    You're right. We should expect the government to test every product made for children for sale in this country.

    Yes, absolutely, and I say this as a leftie who considers Obama to be a populist corporate shill. The whole point of giving the government enough powers to run a social welfare state is so that it deals with problems like this.

    for all known toxins.

    We're not talking about some rare and exotic poison here, but rather some very basic stuff. It's not the first time it happens, either.

    So, yeah, someone in the govt clearly didn't do their job while happily wasting taxpayers' money, and should be called out for that.

  • Re:I'm betting (Score:5, Insightful)

    by X0563511 (793323) on Friday June 04, 2010 @09:39PM (#32466186) Homepage Journal

    We don't know where all the components come from though. Perhaps the sand/whatever itself was contaminated, or one of the other additives. Or someone was just a dumbass and put cadmium in it for some reason.

    How far down the rabbit hole do you go though? That's the harder question to answer.

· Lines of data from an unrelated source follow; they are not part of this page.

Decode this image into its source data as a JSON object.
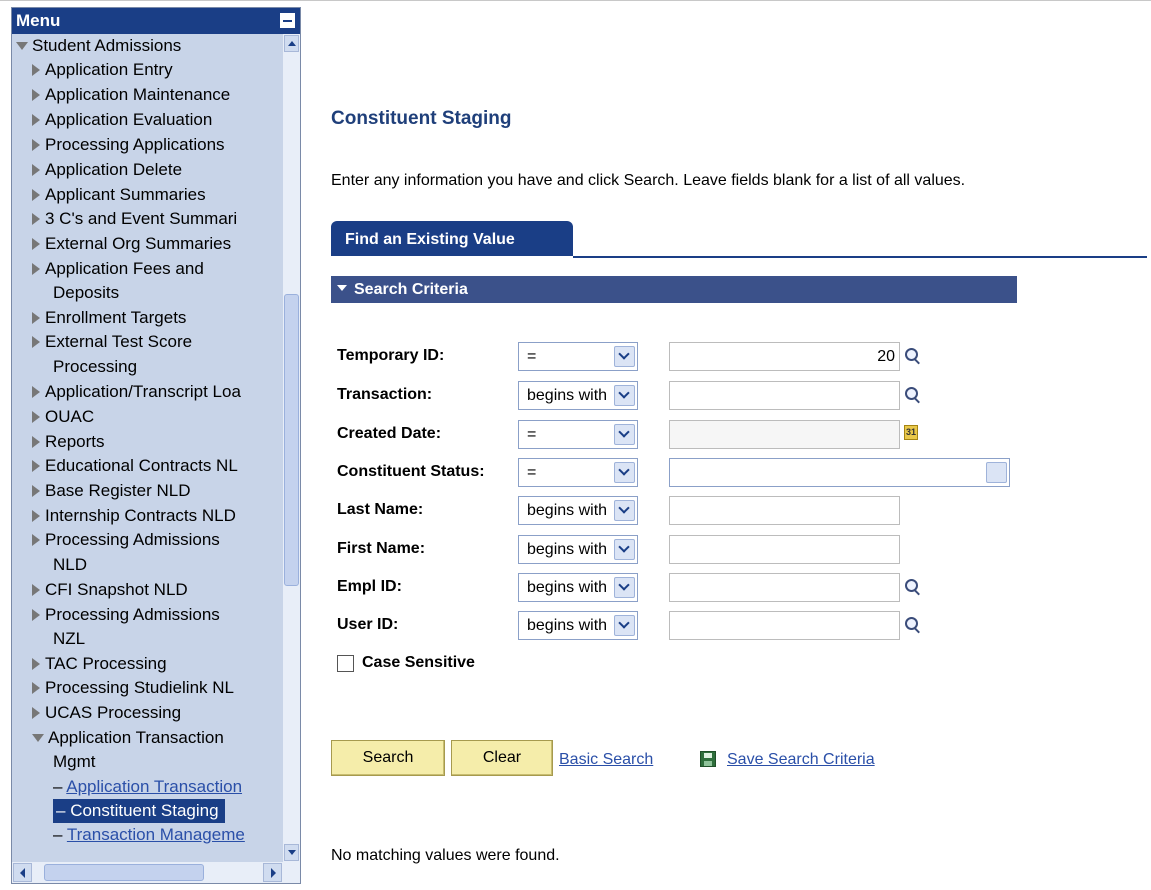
{
  "menu": {
    "title": "Menu",
    "root": "Student Admissions",
    "items": [
      "Application Entry",
      "Application Maintenance",
      "Application Evaluation",
      "Processing Applications",
      "Application Delete",
      "Applicant Summaries",
      "3 C's and Event Summari",
      "External Org Summaries",
      "Application Fees and",
      "Deposits",
      "Enrollment Targets",
      "External Test Score",
      "Processing",
      "Application/Transcript Loa",
      "OUAC",
      "Reports",
      "Educational Contracts NL",
      "Base Register NLD",
      "Internship Contracts NLD",
      "Processing Admissions",
      "NLD",
      "CFI Snapshot NLD",
      "Processing Admissions",
      "NZL",
      "TAC Processing",
      "Processing Studielink NL",
      "UCAS Processing"
    ],
    "expanded_group": "Application Transaction",
    "expanded_group_cont": "Mgmt",
    "subitems": [
      "Application Transaction",
      "Constituent Staging",
      "Transaction Manageme"
    ]
  },
  "page": {
    "title": "Constituent Staging",
    "instructions": "Enter any information you have and click Search. Leave fields blank for a list of all values.",
    "tab_label": "Find an Existing Value",
    "section_label": "Search Criteria"
  },
  "fields": {
    "temporary_id": {
      "label": "Temporary ID:",
      "operator": "=",
      "value": "20"
    },
    "transaction": {
      "label": "Transaction:",
      "operator": "begins with",
      "value": ""
    },
    "created_date": {
      "label": "Created Date:",
      "operator": "=",
      "value": ""
    },
    "constituent_status": {
      "label": "Constituent Status:",
      "operator": "=",
      "value": ""
    },
    "last_name": {
      "label": "Last Name:",
      "operator": "begins with",
      "value": ""
    },
    "first_name": {
      "label": "First Name:",
      "operator": "begins with",
      "value": ""
    },
    "empl_id": {
      "label": "Empl ID:",
      "operator": "begins with",
      "value": ""
    },
    "user_id": {
      "label": "User ID:",
      "operator": "begins with",
      "value": ""
    }
  },
  "case_sensitive_label": "Case Sensitive",
  "buttons": {
    "search": "Search",
    "clear": "Clear"
  },
  "links": {
    "basic_search": "Basic Search",
    "save_search": "Save Search Criteria"
  },
  "status_message": "No matching values were found.",
  "icons": {
    "calendar_glyph": "31"
  }
}
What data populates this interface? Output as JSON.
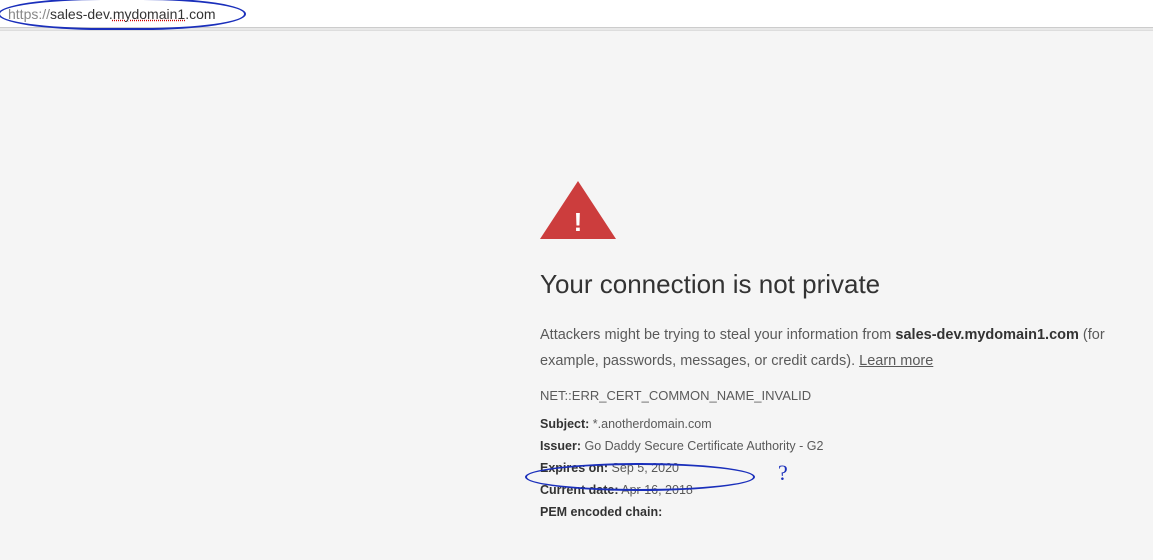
{
  "address_bar": {
    "protocol": "https://",
    "host_prefix": "sales-dev.",
    "host_main": "mydomain1",
    "host_suffix": ".com"
  },
  "warning": {
    "title": "Your connection is not private",
    "explain_prefix": "Attackers might be trying to steal your information from ",
    "explain_host": "sales-dev.mydomain1.com",
    "explain_suffix": " (for example, passwords, messages, or credit cards). ",
    "learn_more": "Learn more",
    "error_code": "NET::ERR_CERT_COMMON_NAME_INVALID"
  },
  "cert": {
    "subject_label": "Subject:",
    "subject_value": " *.anotherdomain.com",
    "issuer_label": "Issuer:",
    "issuer_value": " Go Daddy Secure Certificate Authority - G2",
    "expires_label": "Expires on:",
    "expires_value": " Sep 5, 2020",
    "current_label": "Current date:",
    "current_value": " Apr 16, 2018",
    "pem_label": "PEM encoded chain:"
  },
  "annotations": {
    "question_mark": "?"
  }
}
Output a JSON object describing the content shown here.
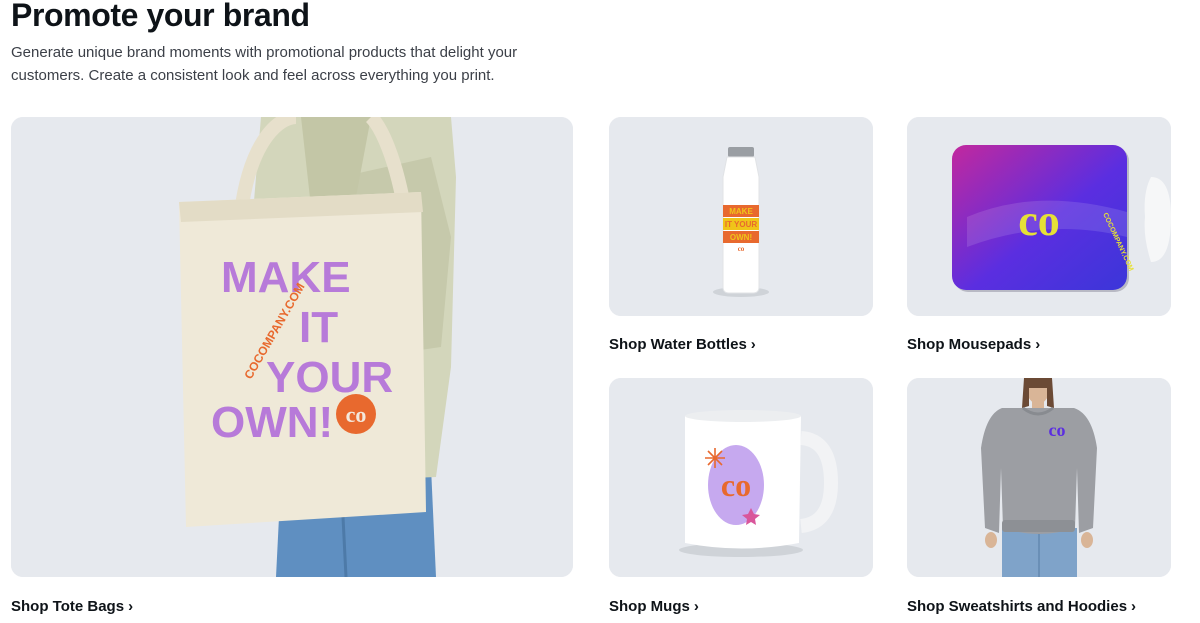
{
  "section": {
    "title": "Promote your brand",
    "description": "Generate unique brand moments with promotional products that delight your customers. Create a consistent look and feel across everything you print."
  },
  "products": [
    {
      "label": "Shop Tote Bags",
      "image": "tote-bag-image"
    },
    {
      "label": "Shop Water Bottles",
      "image": "water-bottle-image"
    },
    {
      "label": "Shop Mousepads",
      "image": "mousepad-image"
    },
    {
      "label": "Shop Mugs",
      "image": "mug-image"
    },
    {
      "label": "Shop Sweatshirts and Hoodies",
      "image": "sweatshirt-image"
    }
  ],
  "artwork": {
    "tote_lines": [
      "MAKE",
      "IT",
      "YOUR",
      "OWN!"
    ],
    "bottle_lines": [
      "MAKE",
      "IT YOUR",
      "OWN!"
    ],
    "brand_url": "COCOMPANY.COM",
    "logo_text": "co"
  },
  "icons": {
    "chevron": "chevron-right-icon"
  },
  "colors": {
    "tile_bg": "#e6e9ee",
    "purple": "#b77ad9",
    "orange": "#e8692e",
    "mousepad_gradient": [
      "#c2289e",
      "#5b2ee0",
      "#3b36d9"
    ]
  }
}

    T1 supplier: it's raw material, use it for whatever.
    T2 supplier: it's been processed somewhat. don't use it for foodstuffs etc.
    T3 supplier: here's this stuff we found cheap.
    T4 supplier: here's this stuff mixed with other stuff we found sorta cheap.
    T5 supplier: here's this glass-making stuff.
    Cup-maker: wtf, cadmium?
    -or-
    Cup-maker: herp-derp lets toss some cadmium in there

    Sure. the blame may be at the end of the chain, but it might not either. It could be anywhere along the line. Somewhere, someone made a mistake... but was it an honest one?

  • by Anonymous Coward on Friday June 04, 2010 @09:48PM (#32466248)

    "slap them silly", by which you mean, take a small cut of the profit.

    CAPTCHA is: customs

  • require the companies to test these things instead of having the government completely involved

    Yes, because self-regulation works just ever-so-well. When Shrub changed the rules in Texas so that the companies voluntarily self-reported chemical spills the number of spills dropped by over 60 percent. He cited that as one of his great environmental success stories during the 2000 campaign.

    when they slip up make them pay dearly.

    Thirty years ago that idea might have worked, but with today's executive mobility the boss who orders tests falsified will be working for another company long before any fines are levied.
  • Re:I'm betting (Score:5, Insightful)

    by Anachragnome (1008495) on Saturday June 05, 2010 @09:18AM (#32468274)

    "But I wonder where the paint came from?"

    It doesn't fucking matter.

    If you're standing there, in the glass factory, and you've made 12 million glasses that need painted, do you even stop ask yourself if maybe the paint that you have, the stuff that was supposed to be shipped to the Dept. of Transportation for road-line painting, might not be a good choice for DRINKING glasses?

    The fools that were charged with painting the glasses, regardless of where the glasses came from, were supposed to do so with drinking-glass COMPATIBLE paint. The law is quite clear on this subject, and for good reason. Its not too hard to figure out, man. Toxic Paint + Food-related product = BAD

    What I would bet on is that this is simply another case of someone cutting corners/costs to pad their profits, at the expense of consumer safety.

"Trust me. I know what I'm doing." -- Sledge Hammer

Working...